Dell computer has officially opened what it calls its largest, most advanced manufacturing plant in North Carolina, a move meant to underscore the company’s commitment to operating in the United States but one that has already created its share of controversy.
Dell opened the 750,000-square-foot facility in Winston-Salem, N.C. yesterday, bringing to three the total number of manufacturing plants the company operates on U.S. soil. The plant opened with 300 employees, a number expected to grow to 700 within a year and 1,500 within five years.
The world’s largest PC maker said it spent more than US$100 million on the plant, where OptiPlex and Dimension desktop systems will be produced.
But the project could get substantially expensive if a lawsuit filed by area companies against the state and local tax breaks that Dell received is successful. Dell won nearly $300 million worth of short- and long-term tax givebacks as incentives to bring the company to North Carolina.
The state of North Carolina gave Dell some $242 million in incentives — a record for any single project — while another $37 million was kicked in by the city and county where the plant is located.
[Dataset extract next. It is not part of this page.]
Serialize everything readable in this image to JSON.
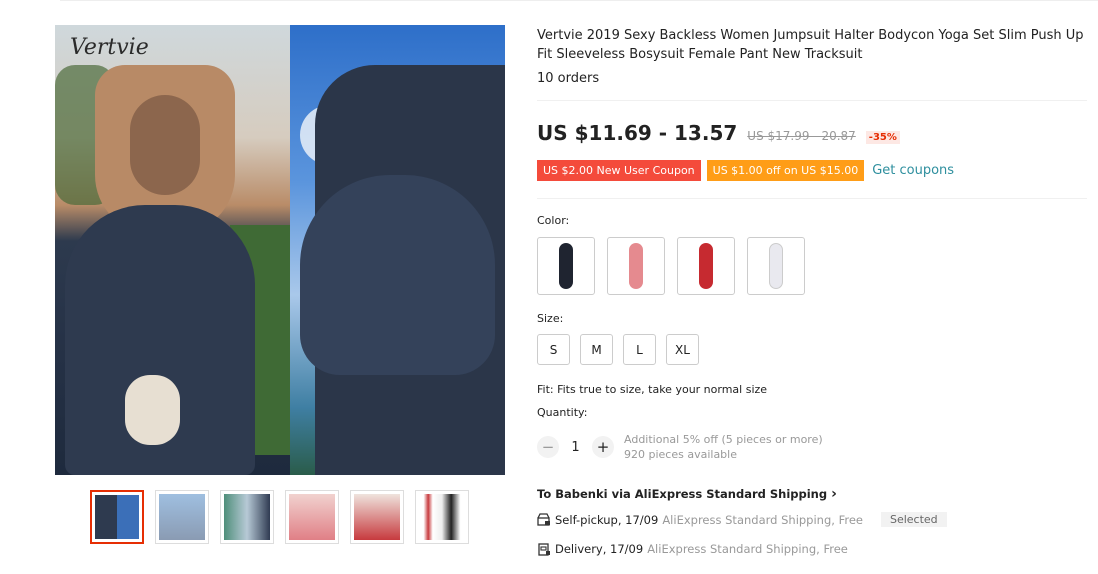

That suit was filed by the North Carolina Institute for Constitutional Law (NCICL) on behalf of several small business owners. Robert F. Orr, Executive Director of the institute and a former justice of the state’s supreme court, said the group wants a court to weigh in on the constitutionality of the tax breaks given.
“Our organization and these plaintiffs strongly support encouraging a robust business climate in N.C. that results in good jobs for its citizens,” Orr said. “However, the current practice neither conforms to established constitutional restraints nor does it meet the test of sound public policy. States and local governments are being played off one another resulting in loss of tax revenue.”
Dell also emphasized that it would become a key part of the local community, donating the first systems that were built in test production runs to a local technology museum and local governments.
In cutting the ribbon on the plant — which happened less than a year after it announced it had selected the North Carolina site — Dell underscored the company’s commitment to the U.S., noting that it also has manufacturing capabilities in Central Texas and Middle Tennessee.
Dell also recently opened new customer contact and distribution facilities in Oklahoma and Ohio, and has increased employment at other facilities. Overall, Dell employment in the U.S. has grown more than 20 percent since 2002, the company said.
Those jobs and moves are important because Dell found itself facing criticism from various fronts for its decision to outsource more jobs, especially those in the customer service area, to offshore locations such as India. After fierce backlash from some customers and amid a national debate about what outsourcing meant for U.S. workers, Dell brought more jobs back to the U.S.
That decision may make it more difficult in the long run for Dell to remain competitive, however, since its main competitors now include the likes of Lenovo, the China-based company that bought IBM’s PC line earlier this year.
“Dells’ ability to keep costs low is what got it to the top of the PC industry,” said Gartner analyst Martin Reynolds. “It will need to keep investing and innovating to hold that edge against overseas competitors.”
Dell said by the end of this year, the plant will be capable of churning out a computer every five seconds and at full build-out will be capable of producing “tens of thousands” of new machines a day. It also said the plant includes technology that allows testing to occur along with the assembly of machines.
“Dell’s growth, and the need for our new North Carolina plant, is the result of the direct way we do business and the efficiency, productivity and customer focus of our employees,” said founder and Chairman Michael Dell. “Our manufacturing operations give us a competitive advantage and we’re confident this new plant will add to that.”
In a possible nod to the criticism about the tax breaks, Dell cited information from the Piedmont Triad Partnership showing that seven additional businesses have set up shop in the area in order to provide support services such as logistics and shipping, to the new Dell plant.
Dell’s famously lean and efficient operating model is seen by some analysts coming under increasing pressure. Dell is trying to boost its profits by aiming higher-end units at consumers, including entertainment-heavy computers. It also recently said it would end a longstanding practice of providing free home delivery for personal computer purchases.
In a research note yesterday, Prudential Financial analyst Steven Fortuna said Dell may see revenue take a hit as a result of its new pricing strategy, which eschews bargain-priced machines for those with heftier price tags and fatter profit margins. He added, however, that Dell’s longer-term outlook remains “robust.”